1 a meter for measuring the amount of gas flowing through a particular pipe [syn: gas meter]
2 a large gas-tight spherical or cylindrical tank for holding gas to be used as fuel [syn: gas holder]
A gasometer, or gas-holder, is a large container where natural gas or town gas is stored near atmospheric pressure at ambient temperatures. The volume of the container follows the quantity of stored gas, with pressure coming from the weight of a movable cap. Typical volumes for large gasometers are about 50,000 m³, with 60 m diameter structures. Gasometers tend to be used for balancing purposes (making sure gas pipes can be operated within a safe range of pressures) rather than for actually storing gas for later use. Gas more recently was stored in large underground reservoirs such as salt caverns. Nowadays however line-packing is the preferred method.
Throughout the 1960s and 1970s it was thought that gasholders could be replaced with high pressure bullets. However, regulations brought in meant that all new bullets must be built several miles out of towns and cities and the security of storing large amounts of high pressure natural gas above ground made them unpopular with local people and councils. Bullets are gradually being decommissioned. It is also possible to store natural gas in a liquid form and is widely practiced throughout the world.
Gasholders hold a large advantage over other methods of storage. They are the only storage method which keeps the gas at district pressure. Once the District Low Pressure Switch falls and the booster fans come on, the gas in these holders can be at homes, being used in a very short space of time. Gas is stored in these throughout the day when little gas is being used. At about 5pm there is a great demand for gas and the holder will come down, supplying the district.
There are two basic types of gasholders, rigid waterless and telescoping. Rigid waterless gas holders were a very early design which outwardly showed no sign of expansion or contraction. Telescoping holders fall into two subcategories. The earlier of the telescoping variety were column guided variations and were built in Victorian times In order to guide the telescoping lifts they have an external fixed frame, visible at a fixed height at all times. Spiral guided gasholders were built in the UK up until 1983. These have no frame and each lift is guided by the one below, rotating as it goes up as dictated by helical runners. Both telescoping types use the manometric property of water in order to provide a seal.
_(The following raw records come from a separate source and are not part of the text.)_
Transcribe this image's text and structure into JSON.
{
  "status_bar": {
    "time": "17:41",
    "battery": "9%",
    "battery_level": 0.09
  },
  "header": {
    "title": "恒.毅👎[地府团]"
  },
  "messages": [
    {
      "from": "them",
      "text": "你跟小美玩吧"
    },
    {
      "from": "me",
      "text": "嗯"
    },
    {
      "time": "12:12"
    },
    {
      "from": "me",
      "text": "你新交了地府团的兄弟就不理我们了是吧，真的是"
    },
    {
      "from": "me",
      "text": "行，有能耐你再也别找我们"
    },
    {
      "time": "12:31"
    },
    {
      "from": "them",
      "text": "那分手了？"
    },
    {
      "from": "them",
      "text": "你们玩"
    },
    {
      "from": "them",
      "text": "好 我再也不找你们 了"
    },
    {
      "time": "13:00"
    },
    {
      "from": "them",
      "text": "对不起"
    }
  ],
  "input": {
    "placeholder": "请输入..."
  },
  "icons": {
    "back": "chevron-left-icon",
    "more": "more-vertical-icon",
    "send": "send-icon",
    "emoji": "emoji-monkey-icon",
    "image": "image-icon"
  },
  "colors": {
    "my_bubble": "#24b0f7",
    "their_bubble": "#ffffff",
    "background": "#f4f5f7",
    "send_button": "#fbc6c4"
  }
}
Gasometers are often a major part of the skylines of low-rise British cities, due to their large distinctive shape and central location. The pollution associated with gasworks and gas storage makes the land difficult to reclaim for other purposes, but some gasometers, notably in Vienna, have been converted into living space and shopping mall.
Most British cities will have several gasholders. London, Birmingham, Manchester, Sheffield, Leeds, Newcastle and Glasgow (which has the largest gasometers in the UK) are noted for having many gasholders. Some of these gasometers have become listed buildings. In the past holder stations would have an operator living on site controlling their movement. However with the process control systems now used on these sites, such an operator is obsolete.
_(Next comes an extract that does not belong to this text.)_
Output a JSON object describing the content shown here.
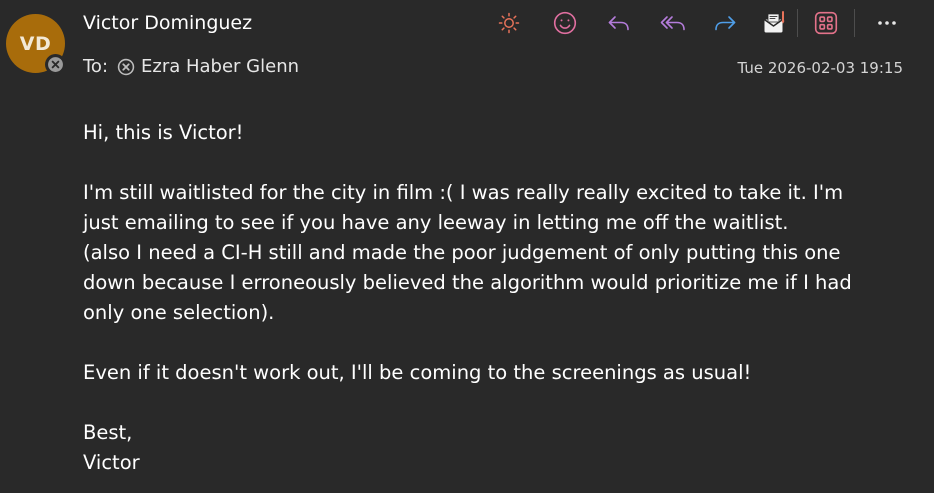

The term gasometer was originally coined by William Murdoch, the inventor of gas lighting, in the early 1800s. Despite the objections of his associates that his so-called "gazometer" was not a meter but a container, the name was retained and came into general use. The word is also used to describe a meter for measuring the amount of gas flowing through a particular pipe.
gasometer in Czech: Plynojem
gasometer in German: Gasbehälter
gasometer in French: Gazomètre
gasometer in Italian: Gasometro
gasometer in Dutch: Gashouder
gasometer in Russian: Газгольдер
gasometer in Swedish: Gasklocka
gasometer in Ukrainian: Газгольдер